EXERCISE DIRECTIONS
Repeat the entries exactly as they stand.

THE RECORDS
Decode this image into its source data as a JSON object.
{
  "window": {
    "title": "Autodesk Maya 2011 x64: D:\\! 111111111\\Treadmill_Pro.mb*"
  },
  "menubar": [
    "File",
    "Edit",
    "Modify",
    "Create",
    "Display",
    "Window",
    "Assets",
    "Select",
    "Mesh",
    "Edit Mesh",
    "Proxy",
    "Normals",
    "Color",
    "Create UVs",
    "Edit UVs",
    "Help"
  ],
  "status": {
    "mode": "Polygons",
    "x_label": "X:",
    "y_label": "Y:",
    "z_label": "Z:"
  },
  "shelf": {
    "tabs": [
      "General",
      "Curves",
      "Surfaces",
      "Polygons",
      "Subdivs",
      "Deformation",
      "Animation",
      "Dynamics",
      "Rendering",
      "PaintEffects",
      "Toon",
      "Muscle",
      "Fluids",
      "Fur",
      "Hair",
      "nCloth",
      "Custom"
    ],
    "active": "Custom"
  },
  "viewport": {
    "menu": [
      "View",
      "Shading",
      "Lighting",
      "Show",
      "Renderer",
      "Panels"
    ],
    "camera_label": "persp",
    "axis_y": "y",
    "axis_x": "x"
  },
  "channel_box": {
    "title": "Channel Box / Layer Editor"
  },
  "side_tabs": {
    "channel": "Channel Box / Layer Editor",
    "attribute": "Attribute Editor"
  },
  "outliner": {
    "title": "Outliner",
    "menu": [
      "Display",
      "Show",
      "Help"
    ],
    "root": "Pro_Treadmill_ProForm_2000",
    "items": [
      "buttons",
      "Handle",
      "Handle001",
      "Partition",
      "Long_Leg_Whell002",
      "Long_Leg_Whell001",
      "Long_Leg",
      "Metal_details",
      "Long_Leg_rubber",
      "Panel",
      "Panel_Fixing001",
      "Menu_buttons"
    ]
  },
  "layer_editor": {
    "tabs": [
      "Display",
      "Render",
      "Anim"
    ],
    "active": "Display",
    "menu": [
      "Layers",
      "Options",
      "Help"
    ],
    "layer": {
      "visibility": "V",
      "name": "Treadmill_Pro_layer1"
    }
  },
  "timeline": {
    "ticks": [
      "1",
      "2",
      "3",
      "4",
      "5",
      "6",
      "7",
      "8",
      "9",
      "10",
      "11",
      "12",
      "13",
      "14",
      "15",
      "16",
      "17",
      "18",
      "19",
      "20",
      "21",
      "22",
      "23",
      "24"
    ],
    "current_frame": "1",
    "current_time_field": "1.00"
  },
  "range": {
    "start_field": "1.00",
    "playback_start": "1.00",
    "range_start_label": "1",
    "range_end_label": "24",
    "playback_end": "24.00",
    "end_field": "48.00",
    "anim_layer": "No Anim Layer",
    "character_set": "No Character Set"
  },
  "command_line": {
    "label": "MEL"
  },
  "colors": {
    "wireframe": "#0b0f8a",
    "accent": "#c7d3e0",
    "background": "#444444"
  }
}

TASK RESULT
Decode this image into its source data as a JSON object.
{
  "window": {
    "title": "Autodesk Maya 2011 x64: D:\\! 111111111\\Treadmill_Pro.mb*"
  },
  "menubar": [
    "File",
    "Edit",
    "Modify",
    "Create",
    "Display",
    "Window",
    "Assets",
    "Select",
    "Mesh",
    "Edit Mesh",
    "Proxy",
    "Normals",
    "Color",
    "Create UVs",
    "Edit UVs",
    "Help"
  ],
  "status": {
    "mode": "Polygons",
    "x_label": "X:",
    "y_label": "Y:",
    "z_label": "Z:"
  },
  "shelf": {
    "tabs": [
      "General",
      "Curves",
      "Surfaces",
      "Polygons",
      "Subdivs",
      "Deformation",
      "Animation",
      "Dynamics",
      "Rendering",
      "PaintEffects",
      "Toon",
      "Muscle",
      "Fluids",
      "Fur",
      "Hair",
      "nCloth",
      "Custom"
    ],
    "active": "Custom"
  },
  "viewport": {
    "menu": [
      "View",
      "Shading",
      "Lighting",
      "Show",
      "Renderer",
      "Panels"
    ],
    "camera_label": "persp",
    "axis_y": "y",
    "axis_x": "x"
  },
  "channel_box": {
    "title": "Channel Box / Layer Editor"
  },
  "side_tabs": {
    "channel": "Channel Box / Layer Editor",
    "attribute": "Attribute Editor"
  },
  "outliner": {
    "title": "Outliner",
    "menu": [
      "Display",
      "Show",
      "Help"
    ],
    "root": "Pro_Treadmill_ProForm_2000",
    "items": [
      "buttons",
      "Handle",
      "Handle001",
      "Partition",
      "Long_Leg_Whell002",
      "Long_Leg_Whell001",
      "Long_Leg",
      "Metal_details",
      "Long_Leg_rubber",
      "Panel",
      "Panel_Fixing001",
      "Menu_buttons"
    ]
  },
  "layer_editor": {
    "tabs": [
      "Display",
      "Render",
      "Anim"
    ],
    "active": "Display",
    "menu": [
      "Layers",
      "Options",
      "Help"
    ],
    "layer": {
      "visibility": "V",
      "name": "Treadmill_Pro_layer1"
    }
  },
  "timeline": {
    "ticks": [
      "1",
      "2",
      "3",
      "4",
      "5",
      "6",
      "7",
      "8",
      "9",
      "10",
      "11",
      "12",
      "13",
      "14",
      "15",
      "16",
      "17",
      "18",
      "19",
      "20",
      "21",
      "22",
      "23",
      "24"
    ],
    "current_frame": "1",
    "current_time_field": "1.00"
  },
  "range": {
    "start_field": "1.00",
    "playback_start": "1.00",
    "range_start_label": "1",
    "range_end_label": "24",
    "playback_end": "24.00",
    "end_field": "48.00",
    "anim_layer": "No Anim Layer",
    "character_set": "No Character Set"
  },
  "command_line": {
    "label": "MEL"
  },
  "colors": {
    "wireframe": "#0b0f8a",
    "accent": "#c7d3e0",
    "background": "#444444"
  }
}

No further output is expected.